The Women is an American play, a comedy of manners by Clare Boothe Luce from 1936. It’s billed as a commentary on the pampered lives and power struggles of various wealthy Manhattan socialites and up-and-comers, and of the gossip that propels and damages their relationships.
While men frequently are the subject of their lively discussions and play an important role in the action on stage, they’re strictly characters mentioned but never seen. An immensely entertaining, comedic depiction of romantic rivalries, toxic friendships and the myriad roles women play in society, The Women is juicy, wicked and a feast for the eyes and ears.

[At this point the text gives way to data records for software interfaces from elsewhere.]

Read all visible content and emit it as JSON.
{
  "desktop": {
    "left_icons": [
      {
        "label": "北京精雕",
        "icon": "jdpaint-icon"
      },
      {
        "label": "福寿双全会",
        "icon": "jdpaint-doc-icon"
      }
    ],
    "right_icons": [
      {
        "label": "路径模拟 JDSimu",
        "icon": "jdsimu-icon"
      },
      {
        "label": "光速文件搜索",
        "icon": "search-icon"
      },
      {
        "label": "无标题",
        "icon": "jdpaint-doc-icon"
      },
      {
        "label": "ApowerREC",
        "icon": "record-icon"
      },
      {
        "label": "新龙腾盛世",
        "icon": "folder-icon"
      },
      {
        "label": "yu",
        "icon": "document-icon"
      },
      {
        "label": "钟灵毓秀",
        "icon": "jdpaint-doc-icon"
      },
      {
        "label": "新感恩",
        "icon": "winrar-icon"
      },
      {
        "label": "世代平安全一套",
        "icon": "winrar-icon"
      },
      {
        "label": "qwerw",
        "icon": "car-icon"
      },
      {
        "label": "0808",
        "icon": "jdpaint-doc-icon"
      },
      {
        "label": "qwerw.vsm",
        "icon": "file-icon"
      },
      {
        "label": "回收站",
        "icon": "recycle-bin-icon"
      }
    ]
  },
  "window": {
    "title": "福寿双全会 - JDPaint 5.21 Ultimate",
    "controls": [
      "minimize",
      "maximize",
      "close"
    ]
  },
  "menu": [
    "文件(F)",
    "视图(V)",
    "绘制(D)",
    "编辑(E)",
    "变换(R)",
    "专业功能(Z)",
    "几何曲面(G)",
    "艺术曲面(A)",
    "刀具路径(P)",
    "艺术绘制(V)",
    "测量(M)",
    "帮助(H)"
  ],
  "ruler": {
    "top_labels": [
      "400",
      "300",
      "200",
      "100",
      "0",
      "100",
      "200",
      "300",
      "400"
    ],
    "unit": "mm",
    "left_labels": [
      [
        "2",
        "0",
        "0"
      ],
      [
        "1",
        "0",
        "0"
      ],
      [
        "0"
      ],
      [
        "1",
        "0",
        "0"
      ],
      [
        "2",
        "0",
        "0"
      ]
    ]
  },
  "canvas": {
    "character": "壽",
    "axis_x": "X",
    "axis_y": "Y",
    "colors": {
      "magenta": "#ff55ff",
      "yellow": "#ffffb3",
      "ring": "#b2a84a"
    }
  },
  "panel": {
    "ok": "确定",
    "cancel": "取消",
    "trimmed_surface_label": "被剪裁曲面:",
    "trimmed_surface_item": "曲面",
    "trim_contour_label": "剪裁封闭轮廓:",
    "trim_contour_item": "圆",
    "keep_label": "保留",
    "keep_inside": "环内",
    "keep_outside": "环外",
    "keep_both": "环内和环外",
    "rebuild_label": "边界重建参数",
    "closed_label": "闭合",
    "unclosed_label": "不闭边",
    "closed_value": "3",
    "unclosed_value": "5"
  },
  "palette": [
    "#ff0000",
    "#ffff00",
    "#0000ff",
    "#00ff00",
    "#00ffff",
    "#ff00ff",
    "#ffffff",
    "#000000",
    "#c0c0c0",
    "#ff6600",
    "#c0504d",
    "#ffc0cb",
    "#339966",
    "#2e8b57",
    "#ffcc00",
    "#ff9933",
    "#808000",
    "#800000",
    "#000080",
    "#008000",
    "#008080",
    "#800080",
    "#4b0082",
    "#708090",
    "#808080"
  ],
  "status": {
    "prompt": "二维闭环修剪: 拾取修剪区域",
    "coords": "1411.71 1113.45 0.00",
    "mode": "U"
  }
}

Contented, kindly Mary Haines, a well-off woman living in 1930s New York City, is the envy of her friends. She has a happy marriage, adorable children and a comfortable home. Unfortunately, she’s living in a fool’s paradise.
Of the subject matter, guest director Erin Murray says, “At first blush, I wanted to dismiss the story under the notion that women no longer live in a patriarchal world, spending every moment thinking about pleasing a man and championing his home, but those pressures are still very much alive.”
Murray continues, “I don’t want women to be consumed with getting married for stability and maintaining their physical appearance; rather, I want women to be able to chart their own path and establish their own definition of joy. And part of self-actualizing is accepting the struggles … The women of The Women are smart, considerate and capable of running the world. While the generation depicted in this story was not permitted that option, their insights and instincts live on in the smashing of the ceilings we are targeting today.”
The all-female cast of 15 plays a total of 36 roles. It includes a mix of Harlequin veterans and first-timers, many of whom are Olympia locals. Costumes and set pieces are essential to this sprawling production, which features multiple locations and dozens of sumptuous outfits, wigs and millinery, and much of that will be authentically vintage.
Murray says she looks forward to this aspect as well. “We will forefront the class tensions of Manhattan’s Upper East Side in the 1930s,” she promises, “while celebrating the many glamorous fashion plates that The Women offers. In short: Bring fashion week to Thurston County.”
8 p.m. Thursdays – Saturdays, 2 p.m. Sundays;
Oct. 3 – 26
Harlequin Productions’ State Theater,
202 Fourth Ave. E, Olympia